A case before the Supreme Court has sparked an intriguing argument regarding public schools, free speech and student rights.

In 2002, a high-school senior unfurled a 14-foot banner that read “Bong Hits 4 Jesus” across the street from the Juneau, Alaska, high school. The principal considered it a pro-drug message and suspended the teen.

The former student’s lawyer, however, is arguing that Joseph Frederick was conducting a free-speech experiment using a nonsensical message that was not meant to condone drug use.

It is up to the justices to determine the truth and make a decision that could affect students nationwide for years to come.

Frederick’s attorney contends the case is entirely about free speech, not illegal drug use.

The former principal’s attorney — who happens to be former independent counsel Kenneth Starr — said Deborah Morse made a reasonable interpretation when she read the banner.

It’s difficult to argue against either point.

Students attending public schools don’t have the same rights as adults, but they do not lose all constitutional protections once on school property.

In this case, the student’s argument is suspect because he acknowledges he unfurled the banner just as television cameras, there to watch the Olympic torch pass through the city, focused on the site. He admitted he was trying to provoke a reaction from school administrators, with whom he had feuded.

It sounds like a childish prank, but Frederick’s immature actions sparked a serious debate regarding students’ free-speech rights and school officials’ ability to enforce rules.

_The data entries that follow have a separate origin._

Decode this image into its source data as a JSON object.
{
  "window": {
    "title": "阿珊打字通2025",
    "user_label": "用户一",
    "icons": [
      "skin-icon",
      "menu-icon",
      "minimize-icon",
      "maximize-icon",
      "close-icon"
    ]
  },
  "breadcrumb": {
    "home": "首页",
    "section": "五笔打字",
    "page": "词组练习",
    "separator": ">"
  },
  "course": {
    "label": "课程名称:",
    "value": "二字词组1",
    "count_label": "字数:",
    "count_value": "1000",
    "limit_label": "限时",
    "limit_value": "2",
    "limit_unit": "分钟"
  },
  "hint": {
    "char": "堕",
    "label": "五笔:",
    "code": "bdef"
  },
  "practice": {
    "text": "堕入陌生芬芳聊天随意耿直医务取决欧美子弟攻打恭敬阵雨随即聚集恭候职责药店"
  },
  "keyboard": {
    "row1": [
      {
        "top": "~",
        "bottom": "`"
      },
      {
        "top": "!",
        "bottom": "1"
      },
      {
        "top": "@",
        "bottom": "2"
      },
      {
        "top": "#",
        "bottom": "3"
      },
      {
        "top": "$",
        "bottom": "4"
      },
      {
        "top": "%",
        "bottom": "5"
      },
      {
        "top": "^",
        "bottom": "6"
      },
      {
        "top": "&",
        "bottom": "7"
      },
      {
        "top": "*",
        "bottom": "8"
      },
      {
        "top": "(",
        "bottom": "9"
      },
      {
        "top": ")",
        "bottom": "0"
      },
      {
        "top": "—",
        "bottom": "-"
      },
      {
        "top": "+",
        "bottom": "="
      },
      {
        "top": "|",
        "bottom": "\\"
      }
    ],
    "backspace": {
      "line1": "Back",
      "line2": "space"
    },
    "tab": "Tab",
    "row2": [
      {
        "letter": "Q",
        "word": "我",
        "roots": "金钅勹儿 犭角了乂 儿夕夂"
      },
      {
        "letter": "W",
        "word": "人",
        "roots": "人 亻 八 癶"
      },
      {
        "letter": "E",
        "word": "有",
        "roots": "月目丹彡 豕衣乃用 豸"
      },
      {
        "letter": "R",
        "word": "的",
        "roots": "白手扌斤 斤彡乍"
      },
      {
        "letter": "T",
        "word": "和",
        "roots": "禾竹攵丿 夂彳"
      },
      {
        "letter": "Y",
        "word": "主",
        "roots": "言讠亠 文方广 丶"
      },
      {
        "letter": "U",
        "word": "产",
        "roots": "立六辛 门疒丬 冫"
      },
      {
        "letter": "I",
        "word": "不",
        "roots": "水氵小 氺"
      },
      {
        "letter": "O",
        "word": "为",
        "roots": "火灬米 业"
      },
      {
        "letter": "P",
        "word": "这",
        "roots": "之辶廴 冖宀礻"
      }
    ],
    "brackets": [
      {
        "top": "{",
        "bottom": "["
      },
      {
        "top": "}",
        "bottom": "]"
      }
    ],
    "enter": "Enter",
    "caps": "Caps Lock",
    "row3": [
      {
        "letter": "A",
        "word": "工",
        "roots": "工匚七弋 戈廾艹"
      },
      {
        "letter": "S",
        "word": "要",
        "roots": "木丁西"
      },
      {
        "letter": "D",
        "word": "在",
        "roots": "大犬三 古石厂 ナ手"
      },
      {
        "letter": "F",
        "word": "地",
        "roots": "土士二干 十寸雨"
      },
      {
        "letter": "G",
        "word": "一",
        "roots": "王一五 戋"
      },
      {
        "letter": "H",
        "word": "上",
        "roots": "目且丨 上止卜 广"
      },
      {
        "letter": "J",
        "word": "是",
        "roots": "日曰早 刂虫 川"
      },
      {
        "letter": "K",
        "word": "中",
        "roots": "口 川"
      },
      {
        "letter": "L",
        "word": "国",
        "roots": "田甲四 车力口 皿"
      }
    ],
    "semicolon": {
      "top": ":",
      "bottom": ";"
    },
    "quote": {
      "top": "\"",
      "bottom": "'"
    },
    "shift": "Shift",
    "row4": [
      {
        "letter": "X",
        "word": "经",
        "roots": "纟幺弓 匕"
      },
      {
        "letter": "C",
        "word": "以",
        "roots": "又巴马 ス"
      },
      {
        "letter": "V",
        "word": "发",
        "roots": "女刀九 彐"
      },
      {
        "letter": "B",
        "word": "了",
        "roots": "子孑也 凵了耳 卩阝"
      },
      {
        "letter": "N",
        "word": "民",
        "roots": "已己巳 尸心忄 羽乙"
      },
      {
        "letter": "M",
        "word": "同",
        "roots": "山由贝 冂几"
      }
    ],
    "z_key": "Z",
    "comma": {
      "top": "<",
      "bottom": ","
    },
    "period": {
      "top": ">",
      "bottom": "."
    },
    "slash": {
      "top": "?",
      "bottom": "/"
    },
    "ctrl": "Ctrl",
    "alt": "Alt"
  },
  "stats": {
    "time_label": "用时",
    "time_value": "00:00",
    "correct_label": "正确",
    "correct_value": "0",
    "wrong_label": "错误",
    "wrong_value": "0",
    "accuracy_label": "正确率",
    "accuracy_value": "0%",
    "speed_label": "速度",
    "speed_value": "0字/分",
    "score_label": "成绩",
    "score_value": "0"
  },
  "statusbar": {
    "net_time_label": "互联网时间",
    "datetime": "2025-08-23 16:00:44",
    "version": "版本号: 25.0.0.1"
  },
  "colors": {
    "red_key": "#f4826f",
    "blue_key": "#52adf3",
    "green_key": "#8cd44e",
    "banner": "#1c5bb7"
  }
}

This is a fascinating case for the Supreme Court, and students and adults should watch it closely.